There is no question that Burton was different, yet it is extraordinary that in his persona there is not a hint of arrogance or hubris toward his superiors; he simply employed a consistent and unyielding zealotry to the job at hand, and, in doing so, he found all of these subtle roadblocks set up by his superiors. I can say with some confidence that not one of the senior MPD managers mentioned in the article ever spent much time in court with people they arrested. Each and every one of them is a beneficiary of Realpolitik. The only standard for promotion in the MPD is whether the candidate is a “team player.” What that really means is that you are properly deferential and obsequious toward management. Iconoclasts like Burton will find no support in that self-serving community. My belief is that if you are not locking people up for crime, we need to take a look at you and find ways to fire you. The working officer needs to be recognized, and only he or she should ever be promoted.

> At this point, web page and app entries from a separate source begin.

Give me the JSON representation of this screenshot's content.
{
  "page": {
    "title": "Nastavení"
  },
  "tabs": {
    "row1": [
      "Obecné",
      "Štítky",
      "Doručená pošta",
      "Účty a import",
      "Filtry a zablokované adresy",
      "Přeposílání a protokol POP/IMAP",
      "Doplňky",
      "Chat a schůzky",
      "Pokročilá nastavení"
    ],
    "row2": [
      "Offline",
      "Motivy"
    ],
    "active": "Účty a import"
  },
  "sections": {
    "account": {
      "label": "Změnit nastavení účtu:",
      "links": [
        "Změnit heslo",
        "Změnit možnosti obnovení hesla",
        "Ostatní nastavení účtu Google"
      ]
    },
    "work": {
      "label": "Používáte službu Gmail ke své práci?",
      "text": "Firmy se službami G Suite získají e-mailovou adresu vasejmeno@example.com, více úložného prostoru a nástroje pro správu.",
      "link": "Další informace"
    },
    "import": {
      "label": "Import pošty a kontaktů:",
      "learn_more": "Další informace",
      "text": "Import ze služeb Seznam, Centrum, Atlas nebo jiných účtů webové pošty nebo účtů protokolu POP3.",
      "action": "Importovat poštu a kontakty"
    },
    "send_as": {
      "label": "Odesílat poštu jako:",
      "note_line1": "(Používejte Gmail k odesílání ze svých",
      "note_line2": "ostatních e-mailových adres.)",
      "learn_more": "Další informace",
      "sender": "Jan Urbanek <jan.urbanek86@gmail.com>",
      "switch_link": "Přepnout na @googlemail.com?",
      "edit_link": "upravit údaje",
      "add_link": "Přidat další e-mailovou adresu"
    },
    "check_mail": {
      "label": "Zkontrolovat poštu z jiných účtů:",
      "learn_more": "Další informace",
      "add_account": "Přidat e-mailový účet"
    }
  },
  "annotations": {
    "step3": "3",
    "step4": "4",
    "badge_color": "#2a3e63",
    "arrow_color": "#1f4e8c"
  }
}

I cannot comment on the U.S. Attorney’s Office in Burton’s cases. In my own experience, I found the people there to be arrogant and distasteful to deal with, but those encounters were a long time ago. It is clear, however, that Burton has been “spun,” and I have no clear answer as to why. I would, however, posit that arrests, like anything else in the District, have a racial component. An investigator must always be aware that, in an arrest, some racial difficulties may occur, that subjects of ongoing investigations may have friends in high places, and that investigators may be given the runaround. The investigator finds him- or herself subject to the full blast of departmental rule enforcement: All of a sudden and without warning, you cannot walk into your office without some silly and arcane departmental regulation being applied. At the end of my career, I found myself the object of constant and unremitting scrutiny; whatever I did was roundly criticized. And so I retired.

It would be easy to say that Burton is obsessive, and perhaps he is, but we as a community are well-served by Burton and the few like him. There are supervisors in the MPD who graduated from the “Ivies.” Unlike Burton, they arrested no one in their careers, but because they were able to subordinate any visible intellectualism whatsoever, and even though they never offered up any creativity in police thinking (thereby threatening their less-talented peers), they rose right to the top of the department.

I am not sure where Burton’s extraordinary, unremitting zeal for justice is going to take him or his case. It is pretty clear that a group of scoundrels need to be charged with some crimes. Not only does Burton know it, so do the folks at the U.S. Attorney’s Office and the senior managers of the MPD who are familiar with his case.

Some of us live and think quite differently from the general population. We have seen too much death and misery; it has entered into the very fiber of our very being. Some, like Burton, just never go away. Thank God for them.

American University Park